Worries over a disruption to oil supplies softened after the Libyan government reached a deal with rebels who had occupied two of the nation’s largest oil terminals.
The easing of worry is likely to be short-lived however as heavy fighting between rival Libyan militias at Tripoli International Airport and battles in the eastern port city of Benghazi has raised uncertainty over plans to reopen the terminals.
If they are opened then an extra 500,000 barrels of the commodity will enter the market per day.
The ‘Loonie’ is also under pressure ahead of Wednesday’s Bank of Canada interest rate decision.
The Central Bank is widely forecast to leave interest rates unchanged at 1%, the level it has remained at for the past four years.

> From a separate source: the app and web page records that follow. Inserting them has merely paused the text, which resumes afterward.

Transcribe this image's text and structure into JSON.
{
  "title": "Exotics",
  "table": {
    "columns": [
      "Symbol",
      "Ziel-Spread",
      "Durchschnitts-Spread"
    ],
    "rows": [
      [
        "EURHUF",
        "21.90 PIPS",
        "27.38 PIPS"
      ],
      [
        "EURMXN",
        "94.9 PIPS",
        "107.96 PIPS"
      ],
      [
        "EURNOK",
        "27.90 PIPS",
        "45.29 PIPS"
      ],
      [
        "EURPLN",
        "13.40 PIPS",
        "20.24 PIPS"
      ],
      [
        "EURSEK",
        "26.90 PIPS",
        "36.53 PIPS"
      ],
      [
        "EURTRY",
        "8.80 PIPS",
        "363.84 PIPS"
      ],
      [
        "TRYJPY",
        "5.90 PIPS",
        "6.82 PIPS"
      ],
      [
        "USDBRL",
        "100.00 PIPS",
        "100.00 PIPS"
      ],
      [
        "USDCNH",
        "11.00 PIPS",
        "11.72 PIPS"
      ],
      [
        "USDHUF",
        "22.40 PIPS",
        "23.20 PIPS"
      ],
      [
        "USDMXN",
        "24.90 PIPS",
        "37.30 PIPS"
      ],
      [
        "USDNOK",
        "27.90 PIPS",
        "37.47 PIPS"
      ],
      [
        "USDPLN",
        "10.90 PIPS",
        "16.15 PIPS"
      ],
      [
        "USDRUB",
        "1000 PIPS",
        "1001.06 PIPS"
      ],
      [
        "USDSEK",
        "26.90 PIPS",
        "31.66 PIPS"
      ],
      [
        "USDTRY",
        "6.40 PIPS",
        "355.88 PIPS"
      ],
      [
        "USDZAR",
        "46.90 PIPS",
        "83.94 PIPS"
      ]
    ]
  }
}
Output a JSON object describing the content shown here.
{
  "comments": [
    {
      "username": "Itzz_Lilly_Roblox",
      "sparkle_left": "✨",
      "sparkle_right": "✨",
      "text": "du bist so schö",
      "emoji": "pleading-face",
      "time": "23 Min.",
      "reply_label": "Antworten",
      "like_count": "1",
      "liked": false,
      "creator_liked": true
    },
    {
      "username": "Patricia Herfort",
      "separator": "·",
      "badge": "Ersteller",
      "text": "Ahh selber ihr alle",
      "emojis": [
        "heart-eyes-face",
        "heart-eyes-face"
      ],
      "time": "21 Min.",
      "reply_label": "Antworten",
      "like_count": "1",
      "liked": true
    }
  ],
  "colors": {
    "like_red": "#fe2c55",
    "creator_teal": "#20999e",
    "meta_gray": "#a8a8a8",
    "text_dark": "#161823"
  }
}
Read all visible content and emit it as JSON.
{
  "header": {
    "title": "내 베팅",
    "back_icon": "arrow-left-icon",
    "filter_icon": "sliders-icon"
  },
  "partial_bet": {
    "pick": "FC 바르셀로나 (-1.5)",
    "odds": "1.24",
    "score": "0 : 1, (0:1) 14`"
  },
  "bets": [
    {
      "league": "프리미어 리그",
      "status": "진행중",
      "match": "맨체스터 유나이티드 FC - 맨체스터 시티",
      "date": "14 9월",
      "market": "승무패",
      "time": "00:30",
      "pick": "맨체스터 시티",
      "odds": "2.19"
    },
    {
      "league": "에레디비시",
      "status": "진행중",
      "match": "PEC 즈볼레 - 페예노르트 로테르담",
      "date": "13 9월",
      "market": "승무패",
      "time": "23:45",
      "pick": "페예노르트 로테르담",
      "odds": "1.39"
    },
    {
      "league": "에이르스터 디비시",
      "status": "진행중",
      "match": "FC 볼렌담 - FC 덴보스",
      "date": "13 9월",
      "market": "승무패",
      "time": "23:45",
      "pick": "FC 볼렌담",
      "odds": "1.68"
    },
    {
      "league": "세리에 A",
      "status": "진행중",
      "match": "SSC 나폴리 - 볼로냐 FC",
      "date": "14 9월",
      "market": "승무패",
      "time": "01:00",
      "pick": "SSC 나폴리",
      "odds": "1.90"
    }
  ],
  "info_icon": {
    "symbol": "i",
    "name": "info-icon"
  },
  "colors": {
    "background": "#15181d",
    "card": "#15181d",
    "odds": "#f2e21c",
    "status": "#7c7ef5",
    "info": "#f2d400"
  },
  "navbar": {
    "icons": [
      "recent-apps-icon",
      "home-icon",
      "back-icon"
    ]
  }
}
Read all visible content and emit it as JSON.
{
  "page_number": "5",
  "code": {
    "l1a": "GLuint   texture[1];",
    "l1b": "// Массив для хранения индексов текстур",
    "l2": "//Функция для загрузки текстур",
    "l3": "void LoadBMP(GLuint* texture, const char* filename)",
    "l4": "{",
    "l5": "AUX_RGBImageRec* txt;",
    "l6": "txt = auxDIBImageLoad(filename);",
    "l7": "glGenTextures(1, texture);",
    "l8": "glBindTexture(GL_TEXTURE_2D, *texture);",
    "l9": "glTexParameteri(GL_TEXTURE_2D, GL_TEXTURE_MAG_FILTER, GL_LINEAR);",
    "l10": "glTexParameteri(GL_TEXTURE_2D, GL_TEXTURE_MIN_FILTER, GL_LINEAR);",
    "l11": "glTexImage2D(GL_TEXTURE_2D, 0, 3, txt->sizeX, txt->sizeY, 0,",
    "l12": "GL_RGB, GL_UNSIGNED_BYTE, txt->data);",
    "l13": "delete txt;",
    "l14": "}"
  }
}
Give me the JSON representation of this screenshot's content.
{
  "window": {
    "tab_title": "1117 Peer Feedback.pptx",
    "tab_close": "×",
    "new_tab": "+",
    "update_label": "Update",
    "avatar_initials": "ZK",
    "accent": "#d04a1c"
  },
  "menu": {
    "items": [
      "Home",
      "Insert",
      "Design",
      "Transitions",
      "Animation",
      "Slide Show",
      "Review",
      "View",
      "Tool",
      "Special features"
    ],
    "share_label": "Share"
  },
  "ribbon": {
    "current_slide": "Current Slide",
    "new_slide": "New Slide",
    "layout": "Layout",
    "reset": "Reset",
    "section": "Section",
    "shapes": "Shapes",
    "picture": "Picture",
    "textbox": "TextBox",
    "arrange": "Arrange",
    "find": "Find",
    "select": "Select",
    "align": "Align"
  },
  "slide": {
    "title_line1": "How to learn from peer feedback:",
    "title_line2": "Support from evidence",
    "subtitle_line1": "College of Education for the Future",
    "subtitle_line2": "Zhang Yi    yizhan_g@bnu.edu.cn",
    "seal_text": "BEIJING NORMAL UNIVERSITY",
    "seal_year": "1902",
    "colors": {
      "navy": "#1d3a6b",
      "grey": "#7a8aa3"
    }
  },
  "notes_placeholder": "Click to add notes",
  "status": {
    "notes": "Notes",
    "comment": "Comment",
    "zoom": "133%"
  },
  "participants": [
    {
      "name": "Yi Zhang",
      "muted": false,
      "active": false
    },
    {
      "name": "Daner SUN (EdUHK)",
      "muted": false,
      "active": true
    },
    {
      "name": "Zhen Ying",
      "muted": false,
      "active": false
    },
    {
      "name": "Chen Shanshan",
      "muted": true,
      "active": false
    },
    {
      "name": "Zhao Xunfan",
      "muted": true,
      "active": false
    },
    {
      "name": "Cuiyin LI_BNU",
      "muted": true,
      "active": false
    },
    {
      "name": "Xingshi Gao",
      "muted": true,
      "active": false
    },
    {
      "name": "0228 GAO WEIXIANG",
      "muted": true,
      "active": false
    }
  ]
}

The currency could weaken if the bank’s policy makers attempt to talk down the currency.
‘The BoC risk is that Governor Poloz strikes a cautious tone, highlighting that a strong currency risks weighing on important economic fundamentals’ said Camilla Sutton, the chief Forex strategist at Scotiabank’s global banking and markets operations.
The Australian Dollar meanwhile remains softer against the US Dollar and weaker against the British Pound after the Reserve Bank of Australia left interest rates on hold at 2.5% and as some policy makers talked down the currency.
Wednesday could see the ‘Aussie’ recover its lost ground if the latest GDP data out of China, Australia’s largest trading partner comes in strongly.
Industrial production and retail sales data are also due out of the world’s second largest economy.
Current AUD Exchange Rates